Written By Bhavya Bhardwaj
India’s parliamentary democracy stands at a tough crossroads today. The ever-growing strength of the ruling party both in electoral numbers and in the larger narrative shaping the country, without alternative voices finding much traction amongst the masses, signals a dangerous trend in the democratic history of India. The last decade has witnessed a systematic erosion of opposition from the Indian political system where not only did the opposition parties fail to sway the electorate during elections but the lack of a national vision or strategy is clearly reflected in their ad hoc and reactionary measures.
This situation has been made worse by the intentional trampling of ‘different voices’ by the ruling party as many alternative ‘opinions met with obstruction’ and ‘criticism invited conflict’. The downslide of India on parameters such as press freedom, human rights, frequent use of oppressive laws like UAPA and sedition to stifle dissent has almost become an everyday news.
The grand old party of India, Congress, which transitioned from being the largest party to being the largest opposition party in Parliament in the past years, has completely failed to reinvent itself and rise to the changing political realities. It currently holds only 53 seats in the Parliament as opposed to the 300+ odd seats held by the ruling-NDA(National Democratic Alliance). The party has been consistently losing its ground after facing recurring defeats in multiple State elections yet it has shown little willingness to revamp the party and address the organizational challenges that have been out in the open for quite some time. Other than that, the regional parties are seen as exerting too ‘concerted influence’ in the Indian political space for them to pose a ‘national’ threat to the ruling dispensation. In short, the major reasons for the disarrayed nature of Indian opposition can be summarized into: dynastic leadership, lack of a clear purpose, narrative and vision, myopic and self-interest driven measures and adoption of an obstructive rather than constructive agenda.
Democracy as an ideal rests on the principle of appropriate checks and balances where the ‘party in power’ is held accountable for their policies and is constantly kept on their toes for their actions. The central role of It is only through appropriate deliberation, discussion and debate in a parliament and regular scrutiny of government actions that the opposition can ensure the constitutional mandate of keeping the unlimited powers of government in check and hold the mirror to them in case of failures to deliver on the agenda of public welfare. Thus, the importance of a strong opposition in a democratic setup cannot be overstated. A weak opposition in combination with an authoritarian government can effectively spell doom for the future of the country as the policy-vision is decided without the active consensus of different sections of society.
However, Indian political history is a witness that whenever the party-system has failed to provide a platform for the projection of public grievances, it is the ‘people’ of the country who have led active movements of resistance against the whims and discriminatory acts of government.
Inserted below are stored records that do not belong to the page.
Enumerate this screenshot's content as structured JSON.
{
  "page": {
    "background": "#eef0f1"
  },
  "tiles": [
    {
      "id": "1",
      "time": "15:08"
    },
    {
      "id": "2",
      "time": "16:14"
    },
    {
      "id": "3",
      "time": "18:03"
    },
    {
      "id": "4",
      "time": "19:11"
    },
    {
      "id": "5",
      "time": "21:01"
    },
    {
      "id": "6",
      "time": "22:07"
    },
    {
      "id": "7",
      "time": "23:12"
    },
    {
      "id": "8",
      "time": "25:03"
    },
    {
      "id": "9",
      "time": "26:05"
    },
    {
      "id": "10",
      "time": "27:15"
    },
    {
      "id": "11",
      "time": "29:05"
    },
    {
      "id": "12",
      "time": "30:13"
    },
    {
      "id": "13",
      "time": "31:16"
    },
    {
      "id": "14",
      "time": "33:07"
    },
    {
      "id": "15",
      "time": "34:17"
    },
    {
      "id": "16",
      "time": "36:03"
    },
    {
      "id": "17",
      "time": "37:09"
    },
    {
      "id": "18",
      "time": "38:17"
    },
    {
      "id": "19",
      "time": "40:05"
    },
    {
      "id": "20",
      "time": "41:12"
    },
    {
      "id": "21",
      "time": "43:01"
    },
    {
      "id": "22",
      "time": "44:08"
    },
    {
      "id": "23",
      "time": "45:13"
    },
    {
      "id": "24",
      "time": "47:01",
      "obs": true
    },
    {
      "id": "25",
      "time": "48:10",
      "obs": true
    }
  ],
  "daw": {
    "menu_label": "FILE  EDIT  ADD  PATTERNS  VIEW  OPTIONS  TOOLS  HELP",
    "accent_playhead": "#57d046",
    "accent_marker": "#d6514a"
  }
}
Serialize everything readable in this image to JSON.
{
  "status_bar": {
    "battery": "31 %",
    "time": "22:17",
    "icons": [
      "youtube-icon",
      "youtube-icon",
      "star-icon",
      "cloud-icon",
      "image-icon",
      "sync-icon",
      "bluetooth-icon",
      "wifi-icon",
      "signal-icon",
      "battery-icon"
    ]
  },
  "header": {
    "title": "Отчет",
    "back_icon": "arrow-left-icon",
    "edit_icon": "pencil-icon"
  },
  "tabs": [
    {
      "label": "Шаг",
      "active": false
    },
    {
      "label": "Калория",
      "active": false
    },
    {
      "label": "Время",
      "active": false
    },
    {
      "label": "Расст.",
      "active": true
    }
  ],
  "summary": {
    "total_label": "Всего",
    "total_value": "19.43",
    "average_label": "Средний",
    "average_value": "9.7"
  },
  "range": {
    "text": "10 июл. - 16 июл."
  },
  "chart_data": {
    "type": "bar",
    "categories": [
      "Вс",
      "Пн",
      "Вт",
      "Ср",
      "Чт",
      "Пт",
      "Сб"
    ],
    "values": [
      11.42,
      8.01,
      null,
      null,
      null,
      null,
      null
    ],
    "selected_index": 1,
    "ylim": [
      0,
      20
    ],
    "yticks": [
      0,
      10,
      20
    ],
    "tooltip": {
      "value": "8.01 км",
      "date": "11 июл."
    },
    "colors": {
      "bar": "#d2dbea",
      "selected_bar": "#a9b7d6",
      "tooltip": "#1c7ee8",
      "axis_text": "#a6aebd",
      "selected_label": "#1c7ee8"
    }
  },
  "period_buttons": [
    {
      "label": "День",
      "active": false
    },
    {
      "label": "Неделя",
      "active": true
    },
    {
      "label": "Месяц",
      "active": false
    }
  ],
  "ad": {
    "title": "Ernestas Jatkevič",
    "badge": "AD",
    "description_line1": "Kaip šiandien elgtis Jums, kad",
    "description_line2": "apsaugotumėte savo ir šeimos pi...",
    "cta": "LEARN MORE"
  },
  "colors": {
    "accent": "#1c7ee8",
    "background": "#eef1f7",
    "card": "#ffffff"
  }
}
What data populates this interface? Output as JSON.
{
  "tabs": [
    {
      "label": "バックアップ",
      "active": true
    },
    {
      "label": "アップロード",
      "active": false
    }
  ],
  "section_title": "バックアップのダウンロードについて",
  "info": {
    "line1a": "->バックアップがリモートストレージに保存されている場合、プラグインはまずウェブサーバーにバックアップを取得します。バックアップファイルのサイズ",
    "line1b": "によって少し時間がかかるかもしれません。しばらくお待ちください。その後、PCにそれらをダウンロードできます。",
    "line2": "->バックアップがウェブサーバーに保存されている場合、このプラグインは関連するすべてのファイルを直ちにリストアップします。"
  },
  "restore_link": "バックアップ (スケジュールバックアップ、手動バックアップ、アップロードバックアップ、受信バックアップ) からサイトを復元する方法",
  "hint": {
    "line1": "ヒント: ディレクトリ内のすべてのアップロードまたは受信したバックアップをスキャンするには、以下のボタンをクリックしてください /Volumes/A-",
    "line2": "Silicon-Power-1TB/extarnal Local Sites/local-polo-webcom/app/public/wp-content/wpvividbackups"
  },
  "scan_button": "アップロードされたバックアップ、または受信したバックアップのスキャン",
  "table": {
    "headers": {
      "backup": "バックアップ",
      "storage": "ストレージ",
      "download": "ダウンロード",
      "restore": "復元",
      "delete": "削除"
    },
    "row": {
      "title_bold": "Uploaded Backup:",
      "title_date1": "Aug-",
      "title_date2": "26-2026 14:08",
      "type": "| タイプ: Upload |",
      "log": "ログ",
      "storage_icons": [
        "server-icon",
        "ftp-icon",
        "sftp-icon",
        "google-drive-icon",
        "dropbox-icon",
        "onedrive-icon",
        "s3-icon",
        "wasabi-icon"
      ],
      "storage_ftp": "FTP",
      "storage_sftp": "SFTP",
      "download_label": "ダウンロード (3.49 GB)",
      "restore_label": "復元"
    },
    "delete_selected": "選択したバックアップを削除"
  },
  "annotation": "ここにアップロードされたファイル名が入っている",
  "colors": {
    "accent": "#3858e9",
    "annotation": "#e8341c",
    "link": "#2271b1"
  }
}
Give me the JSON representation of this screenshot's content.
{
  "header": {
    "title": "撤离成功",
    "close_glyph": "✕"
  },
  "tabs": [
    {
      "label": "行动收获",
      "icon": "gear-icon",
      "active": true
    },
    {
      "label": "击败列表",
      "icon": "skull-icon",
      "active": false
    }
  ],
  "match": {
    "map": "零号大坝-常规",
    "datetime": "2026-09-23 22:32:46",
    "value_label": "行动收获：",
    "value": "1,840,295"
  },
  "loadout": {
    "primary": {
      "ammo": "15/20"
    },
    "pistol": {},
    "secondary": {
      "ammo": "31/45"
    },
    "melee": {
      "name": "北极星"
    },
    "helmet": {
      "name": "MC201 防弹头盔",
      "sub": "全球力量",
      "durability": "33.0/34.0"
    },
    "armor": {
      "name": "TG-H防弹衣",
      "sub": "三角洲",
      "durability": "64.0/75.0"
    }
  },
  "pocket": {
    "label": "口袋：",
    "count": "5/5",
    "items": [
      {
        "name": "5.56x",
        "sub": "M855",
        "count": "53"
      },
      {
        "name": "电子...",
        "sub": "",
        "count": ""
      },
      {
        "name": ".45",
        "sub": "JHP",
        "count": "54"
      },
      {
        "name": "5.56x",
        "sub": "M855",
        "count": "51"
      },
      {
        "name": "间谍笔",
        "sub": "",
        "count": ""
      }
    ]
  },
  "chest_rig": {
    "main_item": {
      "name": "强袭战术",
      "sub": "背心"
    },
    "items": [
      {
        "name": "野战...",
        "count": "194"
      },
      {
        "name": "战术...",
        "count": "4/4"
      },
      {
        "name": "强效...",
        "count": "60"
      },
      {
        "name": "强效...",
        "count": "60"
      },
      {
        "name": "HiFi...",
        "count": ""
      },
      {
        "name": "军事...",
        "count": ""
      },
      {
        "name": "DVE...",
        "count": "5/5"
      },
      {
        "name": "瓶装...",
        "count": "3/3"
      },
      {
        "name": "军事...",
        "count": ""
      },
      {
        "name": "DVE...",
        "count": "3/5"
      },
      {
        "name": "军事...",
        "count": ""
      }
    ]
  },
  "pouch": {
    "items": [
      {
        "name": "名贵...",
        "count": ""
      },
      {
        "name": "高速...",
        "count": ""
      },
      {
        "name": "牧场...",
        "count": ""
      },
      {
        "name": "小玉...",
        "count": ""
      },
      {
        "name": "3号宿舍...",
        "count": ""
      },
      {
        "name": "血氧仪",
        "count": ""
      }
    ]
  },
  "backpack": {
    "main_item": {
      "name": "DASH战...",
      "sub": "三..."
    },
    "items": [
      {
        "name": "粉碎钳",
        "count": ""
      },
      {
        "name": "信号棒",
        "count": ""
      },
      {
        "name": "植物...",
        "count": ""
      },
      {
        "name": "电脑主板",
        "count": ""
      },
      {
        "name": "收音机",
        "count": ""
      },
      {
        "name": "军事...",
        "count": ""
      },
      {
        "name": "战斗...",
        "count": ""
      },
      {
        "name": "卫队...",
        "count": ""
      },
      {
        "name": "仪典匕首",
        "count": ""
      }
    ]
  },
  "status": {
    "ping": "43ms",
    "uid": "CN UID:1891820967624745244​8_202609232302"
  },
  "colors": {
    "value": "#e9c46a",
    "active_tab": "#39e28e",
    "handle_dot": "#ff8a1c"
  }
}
Democracy lives and breathes through the conscience of citizens and their courage to resist the dictatorial tendencies of a government. Recent examples in the near past include the CAA-NRC and Farmers’ protest where without any substantial leadership it was the common citizens that took to streets to fight for their rights and asserted their ‘collective will’ to uphold the cherished democratic ideals in the world’s largest democracy. So while at the national level, Indian democracy currently awaits a strong opposition it is the people’s voice that is keeping the immortal ideals of a ‘responsible parliamentary democracy’ alive in India.
The views expressed in this article are those of the author and do not represent the stand of Youth in Politics.